The leader of the main opposition party in Zimbabwe, Morgan Tsvangirai, and several colleagues have been detained.
They were seized after trying to hold a prayer meeting that the government said breached a ban on political gatherings.
Riot police sealed off roads in Harare and used tear gas and water cannons as they fought running battles with activists, opposition officials said.
The rally had been called by the Save Zimbabwe Campaign - a coalition of groups agitating for political change.
Officials for the Mr Tsvangirai's party, the Movement for Democratic Change, told the BBC that he was being held with five other senior members of the leadership at Highfield police station.
MDC spokesman Eliphas Mukonoweshuro said the protesters were not doing anything wrong.
"It was not a political rally, therefore it was not subject to the provisions of the public order and security act, and there was no permission required to be obtained from the police," he told the BBC.
"But the police went ahead and arrested a broad cross section of leaders of civic organisations, political parties, labour and students."
The three-month ban on political meetings was imposed after violence at an opposition rally last month.
A Save Zimbabwe Campaign statement said lawyers were being denied access to detained supporters. It also accused police of forcing shops, bars and churches to shut down for the day.
"Highfield has been turned into a war zone," it said.
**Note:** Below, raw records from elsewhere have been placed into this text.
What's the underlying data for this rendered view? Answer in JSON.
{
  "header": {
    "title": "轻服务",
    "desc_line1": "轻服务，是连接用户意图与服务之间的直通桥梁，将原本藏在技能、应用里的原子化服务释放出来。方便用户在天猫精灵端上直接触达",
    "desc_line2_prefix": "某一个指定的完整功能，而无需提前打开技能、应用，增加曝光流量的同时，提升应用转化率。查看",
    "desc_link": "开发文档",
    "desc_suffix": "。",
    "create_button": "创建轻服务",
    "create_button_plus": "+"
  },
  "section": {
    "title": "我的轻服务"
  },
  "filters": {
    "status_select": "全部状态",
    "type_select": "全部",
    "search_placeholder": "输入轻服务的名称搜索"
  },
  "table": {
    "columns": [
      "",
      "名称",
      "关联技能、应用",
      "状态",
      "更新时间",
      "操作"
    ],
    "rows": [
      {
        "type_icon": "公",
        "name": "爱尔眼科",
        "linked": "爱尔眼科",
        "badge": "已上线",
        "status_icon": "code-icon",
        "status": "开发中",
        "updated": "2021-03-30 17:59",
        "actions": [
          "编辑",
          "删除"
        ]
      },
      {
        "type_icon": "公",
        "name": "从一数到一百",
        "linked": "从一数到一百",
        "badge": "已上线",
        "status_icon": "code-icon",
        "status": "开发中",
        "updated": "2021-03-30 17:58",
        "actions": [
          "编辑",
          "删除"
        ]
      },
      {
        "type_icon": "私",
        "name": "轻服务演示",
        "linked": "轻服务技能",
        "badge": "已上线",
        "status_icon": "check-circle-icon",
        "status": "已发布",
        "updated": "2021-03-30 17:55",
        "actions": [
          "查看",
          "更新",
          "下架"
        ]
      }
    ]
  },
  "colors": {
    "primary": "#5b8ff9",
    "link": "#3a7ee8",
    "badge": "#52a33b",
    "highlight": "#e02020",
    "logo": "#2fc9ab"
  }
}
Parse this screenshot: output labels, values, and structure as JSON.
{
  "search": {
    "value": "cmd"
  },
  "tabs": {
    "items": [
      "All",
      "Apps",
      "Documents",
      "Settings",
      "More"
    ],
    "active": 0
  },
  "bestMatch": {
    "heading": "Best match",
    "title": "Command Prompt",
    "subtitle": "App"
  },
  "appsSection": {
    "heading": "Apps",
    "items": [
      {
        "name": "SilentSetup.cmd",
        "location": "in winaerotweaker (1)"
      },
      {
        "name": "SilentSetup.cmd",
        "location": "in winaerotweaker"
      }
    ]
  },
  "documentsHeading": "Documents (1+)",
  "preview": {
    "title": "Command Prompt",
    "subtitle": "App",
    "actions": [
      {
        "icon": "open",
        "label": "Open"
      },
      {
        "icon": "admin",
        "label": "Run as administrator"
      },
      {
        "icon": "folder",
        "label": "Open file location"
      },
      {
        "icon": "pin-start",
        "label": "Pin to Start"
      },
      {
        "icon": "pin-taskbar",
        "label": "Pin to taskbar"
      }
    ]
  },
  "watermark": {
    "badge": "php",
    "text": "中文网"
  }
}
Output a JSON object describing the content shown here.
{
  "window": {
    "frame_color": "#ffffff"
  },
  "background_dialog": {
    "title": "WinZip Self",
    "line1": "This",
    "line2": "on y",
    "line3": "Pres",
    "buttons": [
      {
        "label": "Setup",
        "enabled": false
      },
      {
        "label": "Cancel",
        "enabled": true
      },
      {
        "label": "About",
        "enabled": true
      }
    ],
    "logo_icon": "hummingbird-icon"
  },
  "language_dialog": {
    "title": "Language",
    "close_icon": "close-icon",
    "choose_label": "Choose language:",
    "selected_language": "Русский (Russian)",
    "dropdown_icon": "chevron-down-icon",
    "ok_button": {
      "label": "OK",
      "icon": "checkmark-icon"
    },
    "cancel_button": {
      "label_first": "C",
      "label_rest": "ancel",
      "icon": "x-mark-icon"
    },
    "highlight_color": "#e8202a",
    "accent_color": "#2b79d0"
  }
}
Robert Mugabe, who has led Zimbabwe since independence in 1980, retains an iron grip on power.
Last month, in an interview to mark his 83rd birthday, the veteran president said he had no intention of stepping down.
A friend of mine from Johannesburg tells me that South Africa is under intermittent pressure to turn off the lights in Harare, as SA supplies most of Zim's electricity. The reason that this does not happen is that the ruling party will always be able to look after itself, whilst the rest of the country would suffer even more.